    [player startAnimationNamed:@"mouseFly"];
- (void)ccTouchesMoved:(NSSet *)touches withEvent:(UIEvent *)event
-(void) cancelPlayerFly
    playerShouldFly = false;
    [rocketFlame setVisible:NO];
    playerWasFlying = true;
    playerVelocity = 0.0f;
- (void)ccTouchesEnded:(NSSet *)touches withEvent:(UIEvent *)event
    [self cancelPlayerFly];
- (void)ccTouchesCancelled:(NSSet *)touches withEvent:(UIEvent *)event 
    [self cancelPlayerFly];

Inside the ccTouchesBegan method, we’re saying that when the user touches the screen, the player should start flying, the rocket flame should become visible and the flying animation should start on the player sprite.

Next we start the animation name “mouseFly” on the player LHSprite* instance that we retrieved in the retrieveRequiredObjects method.

When the player stops touching the screen, or the touch is canceled, we stop making the player fly by calling the new method “cancelPlayerFly.” We also hide the flame because the player is no longer flying.

But this isn’t enough. We set up when to show the player flying, but we haven’t implemented the actual flight. That requires adding the following at the end of the “tick” method:

    playerBody->ApplyLinearImpulse(b2Vec2(0, playerVelocity), playerBody->GetWorldCenter());        
    playerVelocity += 0.01f;
    if(playerVelocity > 1.5f)
        playerVelocity = 1.5f;

Here, we check if the player should fly and if the test is true, we apply a linear impulse with a horizontal direction (on Y) on the mouse box2d body.

We then make the velocity bigger and bigger, so the player will look like they are taking off from the ground, gaining speed with time.

If the player’s velocity reaches a certain speed (1.5), we stop the speed from increasing further.

Compile and run the game, and now you can make the mouse fly by touching the screen!

A flying rocket mouse!

Where to Go From Here?

You can download the full project up to this point here.

Thanks for staying with me this far! We’ve made a huge amount of progress for one tutorial. And we’re only at the end of Part Two!
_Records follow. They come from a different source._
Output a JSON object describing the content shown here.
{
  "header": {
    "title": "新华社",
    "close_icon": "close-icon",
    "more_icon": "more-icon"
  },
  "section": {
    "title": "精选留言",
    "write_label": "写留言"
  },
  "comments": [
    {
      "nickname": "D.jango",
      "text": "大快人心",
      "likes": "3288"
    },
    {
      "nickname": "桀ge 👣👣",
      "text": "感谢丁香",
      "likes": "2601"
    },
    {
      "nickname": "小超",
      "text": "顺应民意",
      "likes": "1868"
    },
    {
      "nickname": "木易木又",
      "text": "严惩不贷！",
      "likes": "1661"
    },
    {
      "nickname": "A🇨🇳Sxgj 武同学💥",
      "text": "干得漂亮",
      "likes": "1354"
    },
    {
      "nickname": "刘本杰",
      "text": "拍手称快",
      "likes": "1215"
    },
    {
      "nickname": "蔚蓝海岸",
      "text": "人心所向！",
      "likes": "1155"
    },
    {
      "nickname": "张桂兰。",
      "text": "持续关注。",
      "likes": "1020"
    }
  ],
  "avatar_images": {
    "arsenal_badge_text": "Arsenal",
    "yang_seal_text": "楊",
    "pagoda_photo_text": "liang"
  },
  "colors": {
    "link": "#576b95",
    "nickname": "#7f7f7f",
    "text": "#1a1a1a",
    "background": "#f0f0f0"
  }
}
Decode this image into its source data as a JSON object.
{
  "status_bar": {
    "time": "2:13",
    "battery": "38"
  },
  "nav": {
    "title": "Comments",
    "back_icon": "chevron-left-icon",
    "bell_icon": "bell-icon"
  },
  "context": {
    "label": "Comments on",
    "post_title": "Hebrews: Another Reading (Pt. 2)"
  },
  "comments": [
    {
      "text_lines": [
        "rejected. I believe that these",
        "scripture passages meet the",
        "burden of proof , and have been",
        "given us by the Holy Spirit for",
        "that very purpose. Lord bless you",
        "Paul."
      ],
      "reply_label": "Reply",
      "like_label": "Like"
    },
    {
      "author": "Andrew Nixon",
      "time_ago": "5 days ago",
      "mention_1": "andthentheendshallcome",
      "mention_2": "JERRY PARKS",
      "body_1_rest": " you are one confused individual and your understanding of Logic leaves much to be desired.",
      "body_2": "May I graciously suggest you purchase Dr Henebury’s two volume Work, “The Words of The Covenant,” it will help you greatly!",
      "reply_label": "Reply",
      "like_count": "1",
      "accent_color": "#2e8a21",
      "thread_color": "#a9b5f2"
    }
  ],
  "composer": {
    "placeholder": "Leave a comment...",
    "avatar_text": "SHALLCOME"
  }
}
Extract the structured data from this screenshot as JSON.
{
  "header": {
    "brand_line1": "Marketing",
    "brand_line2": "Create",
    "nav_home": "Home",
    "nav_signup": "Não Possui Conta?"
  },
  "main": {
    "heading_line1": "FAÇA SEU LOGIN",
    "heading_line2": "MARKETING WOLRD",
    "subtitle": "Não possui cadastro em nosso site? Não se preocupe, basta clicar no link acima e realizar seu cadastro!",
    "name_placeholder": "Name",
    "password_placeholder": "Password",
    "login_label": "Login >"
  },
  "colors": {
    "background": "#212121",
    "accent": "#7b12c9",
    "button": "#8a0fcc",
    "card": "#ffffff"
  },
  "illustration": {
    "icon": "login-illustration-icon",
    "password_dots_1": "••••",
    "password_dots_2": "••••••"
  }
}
You won’t want to miss Part Three, where we’ll fully implement collisions, animate the player’s flight and landings, and add sounds. We’ll also make the player die when it touches the dogs, cats or lasers and add a restart screen.

Then in the fourth and final part, we’ll add bunnies that will run through the level to give the player more scoring opportunities, add a score display, and finally, create a scrolling background scene that will be visible through the windows.

Clearly our fun is just getting started. Keep your questions, comments and suggestions coming!

This is a post by special contributor Bogdan Vladu, an iOS application developer and aspiring game developer living in Bucharest, Romania.